Q:
Widening the discussion a bit, there have been quite a few changes this season with less factory teams. Privateer entries seem to be doing well is that encouraging for you as you look to make the step-up from the JWRC?

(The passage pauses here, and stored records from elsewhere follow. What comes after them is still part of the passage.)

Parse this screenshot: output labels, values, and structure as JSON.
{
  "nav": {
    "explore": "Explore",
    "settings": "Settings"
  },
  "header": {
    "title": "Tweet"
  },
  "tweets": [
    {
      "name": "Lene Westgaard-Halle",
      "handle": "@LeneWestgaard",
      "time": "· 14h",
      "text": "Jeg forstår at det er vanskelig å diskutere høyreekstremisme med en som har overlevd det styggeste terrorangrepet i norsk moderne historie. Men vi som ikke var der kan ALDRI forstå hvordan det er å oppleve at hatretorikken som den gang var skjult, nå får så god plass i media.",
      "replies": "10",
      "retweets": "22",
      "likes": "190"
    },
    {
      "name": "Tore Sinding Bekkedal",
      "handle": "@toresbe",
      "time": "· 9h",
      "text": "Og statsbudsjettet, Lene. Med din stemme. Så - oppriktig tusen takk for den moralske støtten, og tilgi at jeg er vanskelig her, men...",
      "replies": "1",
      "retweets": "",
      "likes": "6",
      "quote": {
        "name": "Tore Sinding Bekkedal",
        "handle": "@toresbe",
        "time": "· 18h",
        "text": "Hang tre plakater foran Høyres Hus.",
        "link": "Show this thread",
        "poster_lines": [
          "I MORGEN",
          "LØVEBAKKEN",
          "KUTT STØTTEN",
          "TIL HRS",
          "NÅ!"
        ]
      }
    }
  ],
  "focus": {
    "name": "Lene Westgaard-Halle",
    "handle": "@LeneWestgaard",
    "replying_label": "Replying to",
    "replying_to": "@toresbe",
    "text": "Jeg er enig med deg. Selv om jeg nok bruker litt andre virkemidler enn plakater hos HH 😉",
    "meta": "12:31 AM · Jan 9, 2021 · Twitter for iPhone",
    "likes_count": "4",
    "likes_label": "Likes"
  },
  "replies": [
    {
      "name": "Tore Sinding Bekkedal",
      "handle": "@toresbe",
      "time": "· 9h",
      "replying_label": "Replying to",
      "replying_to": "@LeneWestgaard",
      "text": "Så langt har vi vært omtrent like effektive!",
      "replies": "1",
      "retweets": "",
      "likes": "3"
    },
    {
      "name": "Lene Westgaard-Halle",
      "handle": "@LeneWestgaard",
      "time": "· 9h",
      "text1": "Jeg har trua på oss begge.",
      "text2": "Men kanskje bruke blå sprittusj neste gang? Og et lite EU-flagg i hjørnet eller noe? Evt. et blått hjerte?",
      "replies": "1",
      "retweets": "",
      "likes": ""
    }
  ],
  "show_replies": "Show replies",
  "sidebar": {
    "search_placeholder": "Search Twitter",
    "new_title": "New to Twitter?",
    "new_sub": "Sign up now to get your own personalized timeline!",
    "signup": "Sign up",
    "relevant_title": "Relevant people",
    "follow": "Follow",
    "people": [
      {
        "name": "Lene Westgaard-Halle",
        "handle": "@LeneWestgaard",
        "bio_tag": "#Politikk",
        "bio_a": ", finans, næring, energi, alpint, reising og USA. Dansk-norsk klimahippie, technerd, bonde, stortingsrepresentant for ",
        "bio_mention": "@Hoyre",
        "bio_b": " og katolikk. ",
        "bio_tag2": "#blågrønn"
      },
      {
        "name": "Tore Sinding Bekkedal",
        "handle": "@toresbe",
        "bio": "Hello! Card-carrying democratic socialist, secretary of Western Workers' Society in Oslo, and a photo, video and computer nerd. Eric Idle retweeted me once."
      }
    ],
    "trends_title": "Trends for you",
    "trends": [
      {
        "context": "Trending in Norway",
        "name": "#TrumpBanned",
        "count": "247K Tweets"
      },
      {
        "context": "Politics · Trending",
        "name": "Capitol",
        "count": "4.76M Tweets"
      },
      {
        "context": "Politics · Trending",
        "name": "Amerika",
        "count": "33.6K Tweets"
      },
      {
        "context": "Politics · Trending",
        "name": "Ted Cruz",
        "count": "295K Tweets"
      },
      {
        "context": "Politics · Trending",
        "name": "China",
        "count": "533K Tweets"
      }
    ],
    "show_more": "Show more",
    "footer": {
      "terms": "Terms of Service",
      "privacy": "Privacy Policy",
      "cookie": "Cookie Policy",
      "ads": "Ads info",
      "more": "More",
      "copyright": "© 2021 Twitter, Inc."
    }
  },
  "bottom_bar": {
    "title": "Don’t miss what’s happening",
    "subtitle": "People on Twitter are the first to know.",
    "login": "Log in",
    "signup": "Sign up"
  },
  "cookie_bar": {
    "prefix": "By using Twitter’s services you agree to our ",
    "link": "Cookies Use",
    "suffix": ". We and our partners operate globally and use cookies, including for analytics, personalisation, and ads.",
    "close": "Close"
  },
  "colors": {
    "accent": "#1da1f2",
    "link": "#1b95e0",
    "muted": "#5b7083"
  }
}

KM:
Yeah it is... well encouraging in a way. The championship for me needs manufacturers' there. You need the manufacturer teams to make it a fully sustainable championship. Privateers come and go - and it is very difficult for people to raise the budgets. But you know you have people in there doing very, very well in the championship who previously probably wouldn't have got an opportunity up if they had been against the manufacturer teams - it is very difficult to compete against them. This year people are able to go in and in the far way events they have been able to get some good results due to the numbers competing. It makes for an exciting championship because there are different people up there at the top. But you still have the three main guys - Solberg, Gronholm and Loeb, who are battling for the championship. But as I say, it makes for an interesting year, but for me, to have a sustainable championship you need the manufacturers' there. As I said privateers tend to come and go and just to sustain a good level I hope a few more manufacturers' return in the future.

Q:
Your team-mate from last year, Daniel Sordo has been doing well since stepping up to the senior level. Does that give you encouragement in light of the fact you were pretty evenly matched in 2005?

KM:
Yeah for sure, it is fantastic to see Dani doing well. He did the business last year and he deserves the opportunity. He has been able to raise the finance in Spain and off the back of that with the rules this year of using a 2005 spec car and he has definitely made the most of everything he has got. For me it is not surprising see him up there doing battle. We know the pace that we were doing last year and for me it is not surprising to see him get the results he is doing. It is good. It is nice to see him doing well and he fully deserves the opportunity. So we just have to keep our heads down and keep working at it and hopefully I will get an opportunity down the line too.

Q:
Thanks Kris. Good luck in Germany and with sorting a programme in the BRC and/or with a World Rally car in the WRC.

KM:
Appreciate that thank you.